• **DIRECTIONS**: Verbatim copy, images removed: write out the entries below.

[Items from a data source]
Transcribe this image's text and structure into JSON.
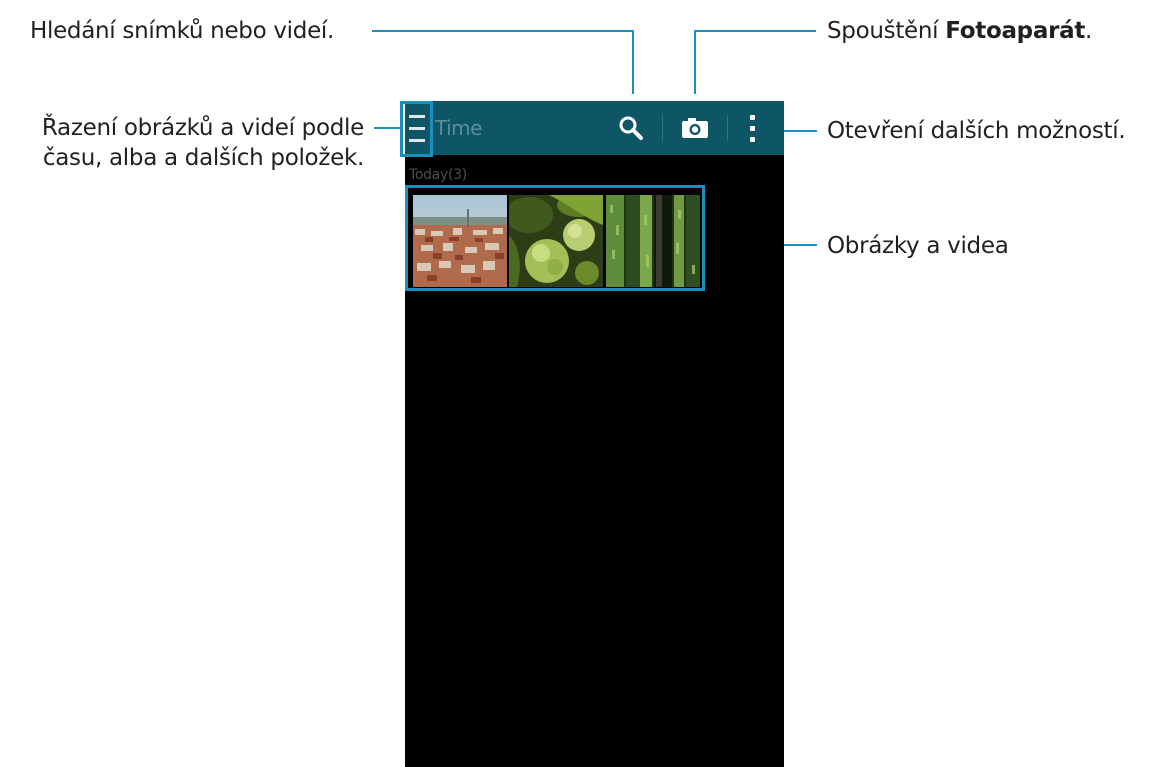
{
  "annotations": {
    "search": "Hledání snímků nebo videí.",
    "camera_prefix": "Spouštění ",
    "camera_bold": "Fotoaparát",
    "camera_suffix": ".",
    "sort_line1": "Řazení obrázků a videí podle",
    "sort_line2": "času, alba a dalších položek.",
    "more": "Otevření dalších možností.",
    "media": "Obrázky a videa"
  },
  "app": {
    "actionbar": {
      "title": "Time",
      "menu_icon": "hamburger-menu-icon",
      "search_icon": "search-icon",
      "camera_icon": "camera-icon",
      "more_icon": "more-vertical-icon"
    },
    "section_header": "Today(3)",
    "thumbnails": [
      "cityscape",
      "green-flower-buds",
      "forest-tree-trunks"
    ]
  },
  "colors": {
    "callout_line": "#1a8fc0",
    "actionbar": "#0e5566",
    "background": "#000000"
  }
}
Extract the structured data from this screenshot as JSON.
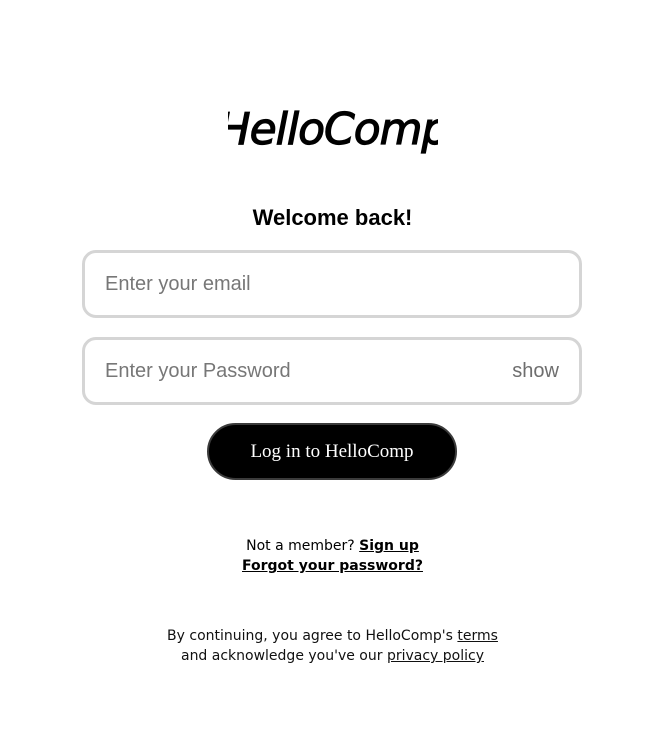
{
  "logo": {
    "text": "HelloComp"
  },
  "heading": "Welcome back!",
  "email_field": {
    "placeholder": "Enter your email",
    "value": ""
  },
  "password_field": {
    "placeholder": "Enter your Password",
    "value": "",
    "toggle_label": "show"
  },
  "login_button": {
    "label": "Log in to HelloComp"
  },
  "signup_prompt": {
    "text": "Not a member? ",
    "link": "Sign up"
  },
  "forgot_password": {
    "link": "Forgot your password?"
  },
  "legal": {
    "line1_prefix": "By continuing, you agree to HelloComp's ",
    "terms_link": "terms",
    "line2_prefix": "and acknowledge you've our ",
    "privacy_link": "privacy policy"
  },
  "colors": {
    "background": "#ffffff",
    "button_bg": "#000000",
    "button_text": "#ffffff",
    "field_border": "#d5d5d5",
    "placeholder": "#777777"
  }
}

• **SOLUTION TO THIS PROBLEM**:
Transcribe this image's text and structure into JSON.
{
  "annotations": {
    "search": "Hledání snímků nebo videí.",
    "camera_prefix": "Spouštění ",
    "camera_bold": "Fotoaparát",
    "camera_suffix": ".",
    "sort_line1": "Řazení obrázků a videí podle",
    "sort_line2": "času, alba a dalších položek.",
    "more": "Otevření dalších možností.",
    "media": "Obrázky a videa"
  },
  "app": {
    "actionbar": {
      "title": "Time",
      "menu_icon": "hamburger-menu-icon",
      "search_icon": "search-icon",
      "camera_icon": "camera-icon",
      "more_icon": "more-vertical-icon"
    },
    "section_header": "Today(3)",
    "thumbnails": [
      "cityscape",
      "green-flower-buds",
      "forest-tree-trunks"
    ]
  },
  "colors": {
    "callout_line": "#1a8fc0",
    "actionbar": "#0e5566",
    "background": "#000000"
  }
}
Extract the structured data from this screenshot as JSON.
{
  "logo": {
    "text": "HelloComp"
  },
  "heading": "Welcome back!",
  "email_field": {
    "placeholder": "Enter your email",
    "value": ""
  },
  "password_field": {
    "placeholder": "Enter your Password",
    "value": "",
    "toggle_label": "show"
  },
  "login_button": {
    "label": "Log in to HelloComp"
  },
  "signup_prompt": {
    "text": "Not a member? ",
    "link": "Sign up"
  },
  "forgot_password": {
    "link": "Forgot your password?"
  },
  "legal": {
    "line1_prefix": "By continuing, you agree to HelloComp's ",
    "terms_link": "terms",
    "line2_prefix": "and acknowledge you've our ",
    "privacy_link": "privacy policy"
  },
  "colors": {
    "background": "#ffffff",
    "button_bg": "#000000",
    "button_text": "#ffffff",
    "field_border": "#d5d5d5",
    "placeholder": "#777777"
  }
}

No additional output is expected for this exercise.